chord tones in the melody using decision trees, and then generate a chord progression that has the highest probability based on the learned model.
Here are two papers describing the ASSA system:
Machine Learning Applications for Education
|Intelligent Tutoring System for Argument-Making: I worked with Dr. Daniel Dinsmore (Education, UNF) and Dr. Joseph Schmuller (Psychology, UNF), and Tyler Morris (a CS undergraduate) on predicting the grade of arguments written by the college students. We used machine learning techniques to analyze 149 students' responses to an open-ended question. Students' responses were graded by the instructor using the Structured Outcome of the Learning Observation (SOLO) taxonomy. The responses were then processed using Coh-metrix as well as n-gram models to generate features for the classification (classifying the response into one of the grade categories) task. The best result of 81.74% in classification correct rate was obtained.|
|American Sign Language (ASL) Recognition/Verification: I have been working with Dr. Caroline Guardino (Deaf Education, UNF) and Eric Regina (undergraduate major in mathematics and minor in CS) to develop a system that aims to help
children who are born deaf or hard of hearing to learn ASL. We first started the project using Leap Motion sensor. We derived features from the sensory data and used k-nearest neighbor and support vector machine to classify 26 English alphabet letters.
The highest average classification rates of 72.78% and 79.83% were achieved by k-nearest neighbor and SVM respectively. More details can be found in the paper:
|Finger detection using K-curvature||Hand tracking using Kalman filter|
Large Scale Time Series Indexing
|This project was inspired by the need of computational music generation. Music improvisation systems including the Continuator use data structures such as prefix trees or factor oracles to store music sequences in order to quickly find out possible sub-sequences to continue the stream given a currently playing sequence. For example, the figures below show (a) a prefix-tree storing the sequence "abcdadbc" and (b) a factor oracle sotring the sequence "cdedegfdec".|
|(a) A prefix tree for the sequence "abcdadbc"||(b) A factor oracle for the sequence "cdedegfdec"|
It is possible to store the entire structure for a reasonable short sequence in main memory, but it won't be a practical solution if we want to build such structures for
a dataset of songs. Therefore, Aleksey and I have been working on storing such structures in relational databases and NoSQL databases:
Advised Master's Theses and Undergraduate Projects
|Aleksey Charapko, "Time Series Similarity Search in Distributed Key-Value Data Stores Using R-Trees", defended on 3/25/2015. Aleksey graduated in Spring 2015 and is now a PhD student in the Computer Science and Engineering Program at SUNY Buffalo.|
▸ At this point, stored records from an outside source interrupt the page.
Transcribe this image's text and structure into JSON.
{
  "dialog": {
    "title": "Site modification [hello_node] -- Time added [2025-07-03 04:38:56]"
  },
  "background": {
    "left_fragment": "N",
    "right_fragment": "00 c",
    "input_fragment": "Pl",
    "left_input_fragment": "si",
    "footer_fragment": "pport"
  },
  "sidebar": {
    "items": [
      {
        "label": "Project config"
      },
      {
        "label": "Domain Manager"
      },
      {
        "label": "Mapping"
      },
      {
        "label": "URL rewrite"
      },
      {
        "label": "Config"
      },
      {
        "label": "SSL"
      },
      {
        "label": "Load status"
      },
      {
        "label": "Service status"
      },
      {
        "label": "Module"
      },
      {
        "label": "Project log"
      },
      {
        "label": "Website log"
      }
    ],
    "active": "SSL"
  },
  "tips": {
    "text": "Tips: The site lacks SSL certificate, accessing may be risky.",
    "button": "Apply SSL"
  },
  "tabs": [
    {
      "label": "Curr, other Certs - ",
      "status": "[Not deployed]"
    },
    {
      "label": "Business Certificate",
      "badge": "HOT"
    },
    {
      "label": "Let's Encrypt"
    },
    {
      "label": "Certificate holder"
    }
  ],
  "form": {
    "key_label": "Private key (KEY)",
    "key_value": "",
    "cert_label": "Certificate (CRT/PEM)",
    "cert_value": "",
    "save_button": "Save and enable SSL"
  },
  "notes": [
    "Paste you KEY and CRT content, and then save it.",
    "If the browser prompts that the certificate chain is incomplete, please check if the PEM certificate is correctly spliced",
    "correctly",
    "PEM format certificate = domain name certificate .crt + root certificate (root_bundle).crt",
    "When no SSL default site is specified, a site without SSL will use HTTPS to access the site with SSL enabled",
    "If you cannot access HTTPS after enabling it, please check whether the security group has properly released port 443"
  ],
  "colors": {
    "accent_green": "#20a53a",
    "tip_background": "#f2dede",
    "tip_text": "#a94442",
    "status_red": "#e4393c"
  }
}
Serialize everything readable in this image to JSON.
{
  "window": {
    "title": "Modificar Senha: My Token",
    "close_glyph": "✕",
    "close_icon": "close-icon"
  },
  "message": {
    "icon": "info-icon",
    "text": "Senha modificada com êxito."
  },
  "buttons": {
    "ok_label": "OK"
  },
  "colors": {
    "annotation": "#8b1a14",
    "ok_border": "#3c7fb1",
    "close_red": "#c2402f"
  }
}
|Jaime Kaufman, "A Hybrid Approach to Music Recommendation: Exploring Collaborative Music Tags and Acoustic Features," [UNF digital commons], defended on 11/10/2014. Jaime graduated in Fall 2014 and is currently employed as a consultant/big data ingest developer for Illumination Works, LLC, in Cincinnati, Ohio.|
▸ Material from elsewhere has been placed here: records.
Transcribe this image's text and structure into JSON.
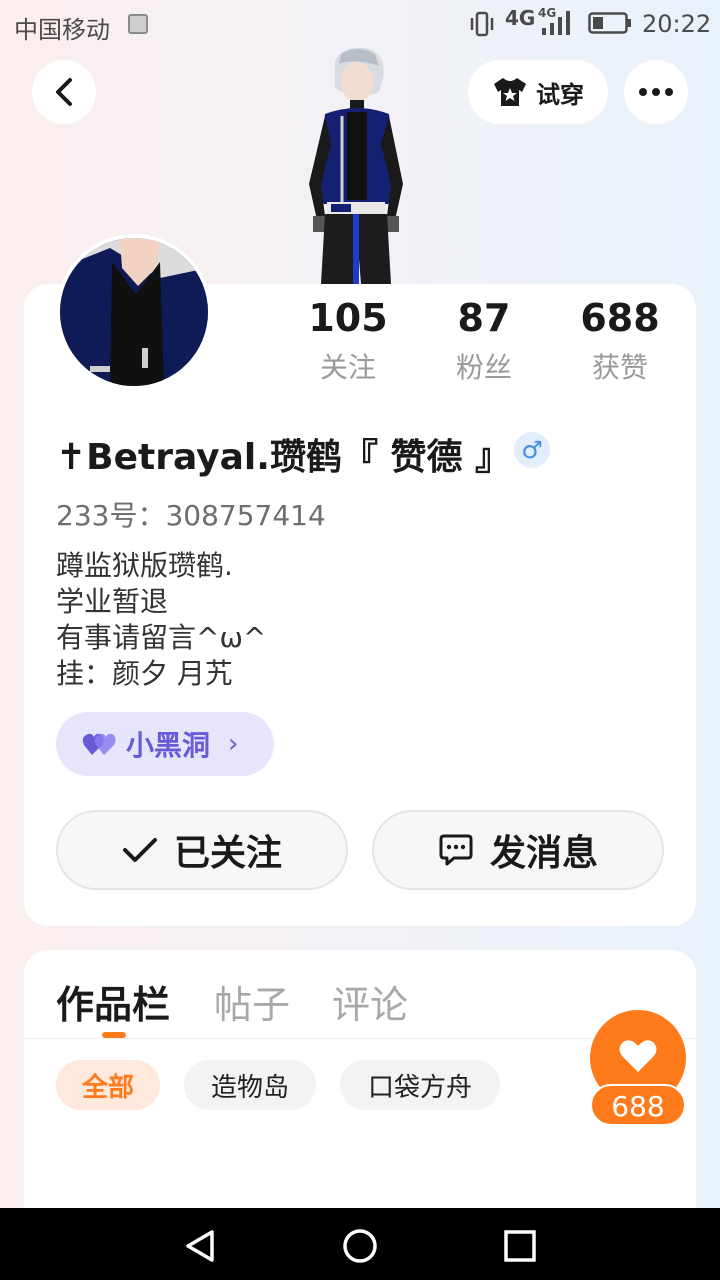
{
  "status_bar": {
    "carrier": "中国移动",
    "network_1": "4G",
    "network_2": "4G",
    "time": "20:22"
  },
  "header": {
    "try_on_label": "试穿"
  },
  "stats": {
    "following": {
      "value": "105",
      "label": "关注"
    },
    "fans": {
      "value": "87",
      "label": "粉丝"
    },
    "likes": {
      "value": "688",
      "label": "获赞"
    }
  },
  "profile": {
    "username": "✝Betrayal.瓒鹤『 赞德 』",
    "gender_symbol": "♂",
    "user_id": "233号：308757414",
    "bio": [
      "蹲监狱版瓒鹤.",
      "学业暂退",
      "有事请留言^ω^",
      "挂：颜夕  月艽"
    ],
    "blackhole_label": "小黑洞",
    "followed_label": "已关注",
    "message_label": "发消息"
  },
  "works": {
    "tabs": [
      "作品栏",
      "帖子",
      "评论"
    ],
    "active_tab": 0,
    "chips": [
      "全部",
      "造物岛",
      "口袋方舟"
    ],
    "active_chip": 0,
    "like_count": "688"
  },
  "colors": {
    "accent": "#ff7a1a",
    "blackhole_text": "#6b5ad8",
    "gender": "#3e8ee8"
  }
}
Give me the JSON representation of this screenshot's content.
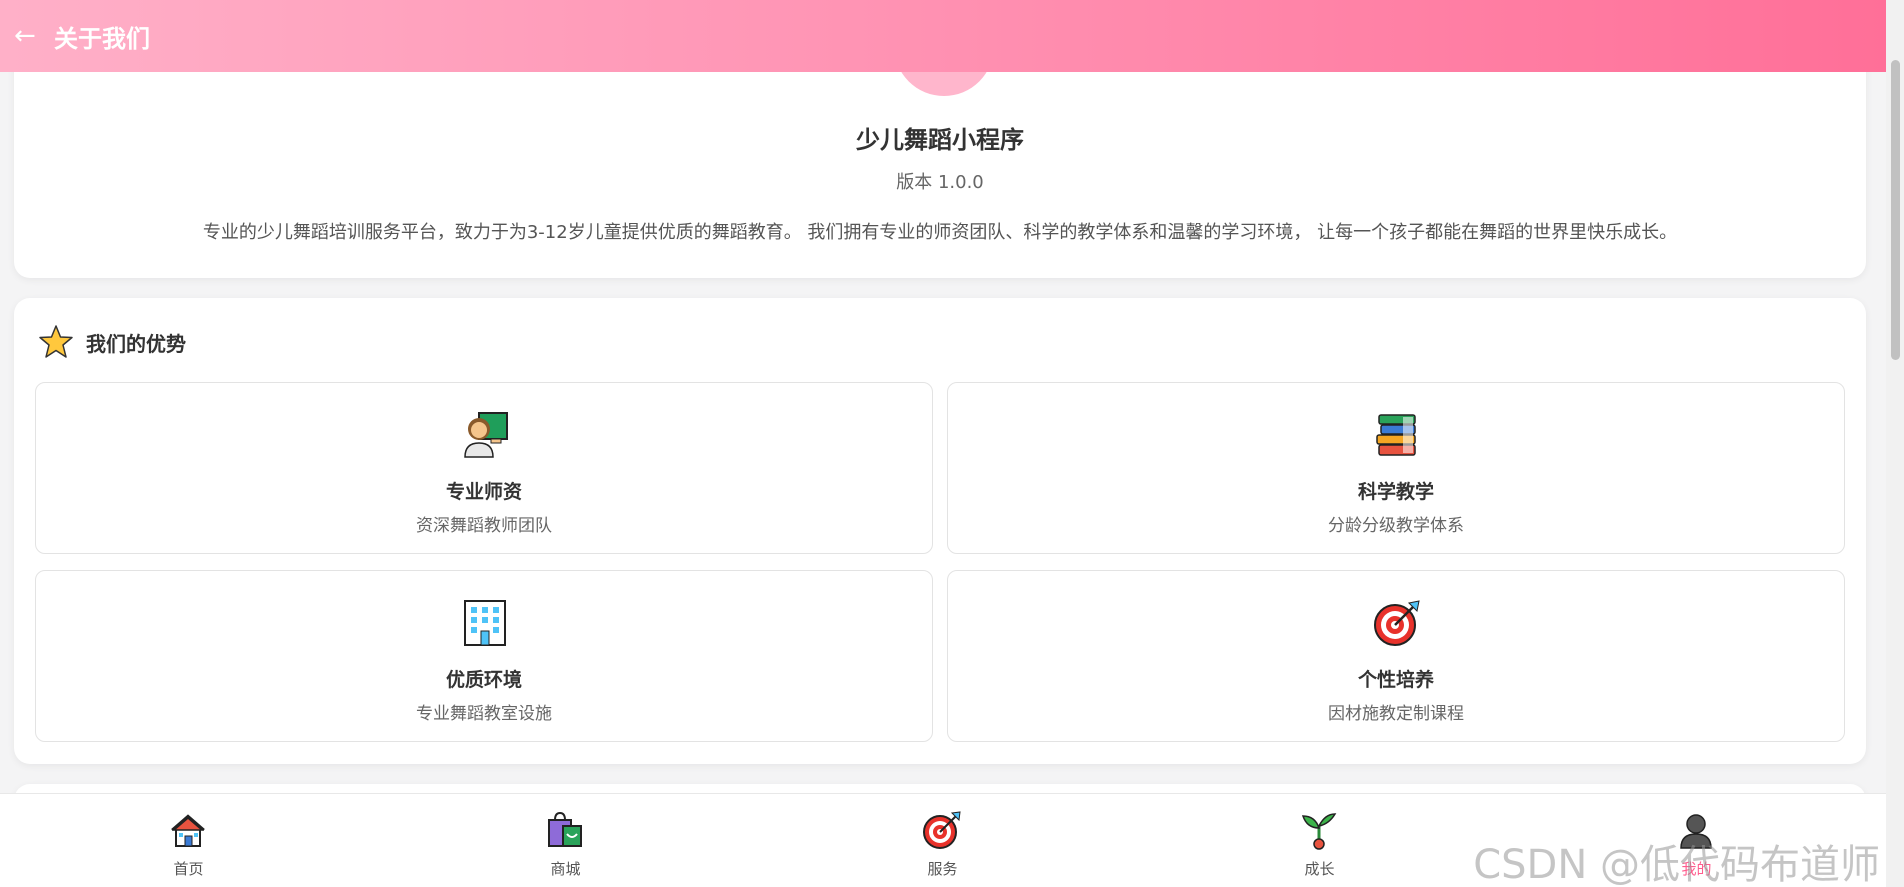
{
  "header": {
    "back_icon": "←",
    "title": "关于我们"
  },
  "intro": {
    "app_name": "少儿舞蹈小程序",
    "version": "版本 1.0.0",
    "description": "专业的少儿舞蹈培训服务平台，致力于为3-12岁儿童提供优质的舞蹈教育。 我们拥有专业的师资团队、科学的教学体系和温馨的学习环境， 让每一个孩子都能在舞蹈的世界里快乐成长。"
  },
  "advantages": {
    "title": "我们的优势",
    "icon": "star-icon",
    "items": [
      {
        "icon": "teacher-icon",
        "title": "专业师资",
        "subtitle": "资深舞蹈教师团队"
      },
      {
        "icon": "books-icon",
        "title": "科学教学",
        "subtitle": "分龄分级教学体系"
      },
      {
        "icon": "building-icon",
        "title": "优质环境",
        "subtitle": "专业舞蹈教室设施"
      },
      {
        "icon": "target-icon",
        "title": "个性培养",
        "subtitle": "因材施教定制课程"
      }
    ]
  },
  "tabbar": {
    "items": [
      {
        "icon": "home-icon",
        "label": "首页"
      },
      {
        "icon": "shopping-bag-icon",
        "label": "商城"
      },
      {
        "icon": "target-icon",
        "label": "服务"
      },
      {
        "icon": "sprout-icon",
        "label": "成长"
      },
      {
        "icon": "person-icon",
        "label": "我的"
      }
    ],
    "active_index": 4
  },
  "watermark": "CSDN @低代码布道师",
  "colors": {
    "header_start": "#ffb0c8",
    "header_end": "#ff6f98",
    "accent": "#ff5c8d"
  }
}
|Eric Regina (mathematics and statistics), Gesture recognition for American Sign Language (Summer 2014 -), [ publication ]|
|Tyler Morris (computer science), Intelligent Tutoring Systems for Argument-Making (Spring 2014), [ publication ]|
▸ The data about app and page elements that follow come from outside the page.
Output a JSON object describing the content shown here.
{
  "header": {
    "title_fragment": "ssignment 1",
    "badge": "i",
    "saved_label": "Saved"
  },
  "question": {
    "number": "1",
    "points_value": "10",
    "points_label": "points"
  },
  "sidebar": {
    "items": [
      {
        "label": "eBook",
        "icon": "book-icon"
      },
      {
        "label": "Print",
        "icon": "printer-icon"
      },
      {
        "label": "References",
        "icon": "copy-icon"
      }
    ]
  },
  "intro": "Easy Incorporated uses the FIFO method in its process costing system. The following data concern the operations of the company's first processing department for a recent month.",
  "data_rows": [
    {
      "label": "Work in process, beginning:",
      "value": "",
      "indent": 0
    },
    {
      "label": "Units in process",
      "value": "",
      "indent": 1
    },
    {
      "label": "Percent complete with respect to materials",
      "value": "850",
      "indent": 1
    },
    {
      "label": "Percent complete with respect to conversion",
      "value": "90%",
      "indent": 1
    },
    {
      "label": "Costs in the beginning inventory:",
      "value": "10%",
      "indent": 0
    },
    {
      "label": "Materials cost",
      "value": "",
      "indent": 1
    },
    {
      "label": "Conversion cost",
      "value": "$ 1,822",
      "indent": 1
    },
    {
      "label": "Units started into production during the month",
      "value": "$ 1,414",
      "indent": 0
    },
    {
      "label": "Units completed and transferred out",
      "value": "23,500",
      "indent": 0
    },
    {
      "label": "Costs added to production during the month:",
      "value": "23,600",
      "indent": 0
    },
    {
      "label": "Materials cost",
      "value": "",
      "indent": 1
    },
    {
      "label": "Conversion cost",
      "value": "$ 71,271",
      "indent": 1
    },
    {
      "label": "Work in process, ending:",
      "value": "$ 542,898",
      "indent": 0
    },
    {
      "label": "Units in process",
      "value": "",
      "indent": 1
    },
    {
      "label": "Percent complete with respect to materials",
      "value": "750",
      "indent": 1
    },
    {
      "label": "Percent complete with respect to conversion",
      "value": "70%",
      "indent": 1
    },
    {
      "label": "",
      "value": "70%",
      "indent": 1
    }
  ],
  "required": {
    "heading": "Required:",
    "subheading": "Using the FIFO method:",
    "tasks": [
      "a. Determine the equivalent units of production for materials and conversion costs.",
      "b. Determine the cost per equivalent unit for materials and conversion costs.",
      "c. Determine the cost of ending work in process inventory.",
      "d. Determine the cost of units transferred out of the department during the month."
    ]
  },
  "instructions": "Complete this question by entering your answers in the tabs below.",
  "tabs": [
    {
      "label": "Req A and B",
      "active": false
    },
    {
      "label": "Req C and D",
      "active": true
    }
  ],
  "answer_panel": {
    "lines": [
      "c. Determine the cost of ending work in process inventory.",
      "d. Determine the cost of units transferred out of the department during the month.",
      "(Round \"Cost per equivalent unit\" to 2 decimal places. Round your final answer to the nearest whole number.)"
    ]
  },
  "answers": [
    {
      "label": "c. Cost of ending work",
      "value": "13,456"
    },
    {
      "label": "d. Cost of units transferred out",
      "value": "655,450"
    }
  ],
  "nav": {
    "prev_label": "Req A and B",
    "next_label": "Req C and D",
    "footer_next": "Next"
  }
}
|Elizabeth Feldman (mathematics and statistics), Using Holt-Winter model for predicting music notes (Spring 2014), [ publication ]|
|Jeffrey Tran and Bradley Germain, Face Recognition with Neural Networks, the 3rd Annual Florida Undergraduate Research, University of Florida, February 22 - 23, 2013.|
|Aleksey Charapko and Steven Repper, Optimal UNF Shuttle Routes, the 3rd Annual Florida Undergraduate Research, University of Florida, February 22 - 23, 2013.|
|Eric Douglas, Marc Mazour, and Nihar Goswami, Osprey Flight Path: A Mobile Guiding Application on Campus, the 2nd Annual Florida Undergraduate Research Conference, Stetson University, DeLand, March 16 - 17, 2012.|
|Fred Bertino, The Musical Gene: Generating Harmonic Patterns from Sequenced DNA of E.coli Bacteria to Compose Music, the 12th Biennial Symposium on Arts and Technology, March 4 - 6, Connecticut College, Connecticut, 2010.|